Two new telehealth businesses aim to siphon popular services from office-based primary care practices. LetsGetChecked, which bills itself as a "healthcare solutions" company, just received FDA approval for an at-home
gonorrhea and chlamydia test that uses a urine sample collected by the patient and mailed to a lab. The test is $99, and for $50 more, patients can add trichomoniasis, along with HIV and syphilis performed on blood collected from a finger prick. After patients mail their specimens in, results are delivered in 2 - 5 days, and appropriate infections can be treated over telehealth for $39. At-home hepatitis B and C, herpes, vaginitis (using a vaginal swab), male and female hormones, and thyroid testing are also available.

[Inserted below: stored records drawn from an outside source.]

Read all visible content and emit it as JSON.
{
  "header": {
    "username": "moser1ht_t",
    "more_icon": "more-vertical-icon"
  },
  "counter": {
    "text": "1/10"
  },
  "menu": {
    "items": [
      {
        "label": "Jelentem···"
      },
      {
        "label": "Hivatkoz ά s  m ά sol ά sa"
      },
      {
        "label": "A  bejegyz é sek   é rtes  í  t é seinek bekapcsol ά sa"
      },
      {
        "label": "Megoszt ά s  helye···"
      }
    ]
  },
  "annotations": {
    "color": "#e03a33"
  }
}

The other new competitor is drug manufacturer Eli Lilly, which is now offering LillyDirect, a service where they connect consumers with telehealth doctors who can prescribe Eli Lilly medications for diabetes, migraines, and weight loss, including the popular Zepbound. Eli Lilly then ships the drug directly to the patient. LillyDirect also accepts prescriptions from other providers, essentially serving as a mail-order pharmacy for Eli Lilly products.
Primary care providers know that STD screening requests are common - and often obsessive - so there is little doubt LetsGetChecked will be a popular service. Eli Lilly wading into direct-to-consumer care will be interesting to watch, particularly in the obesity drug category.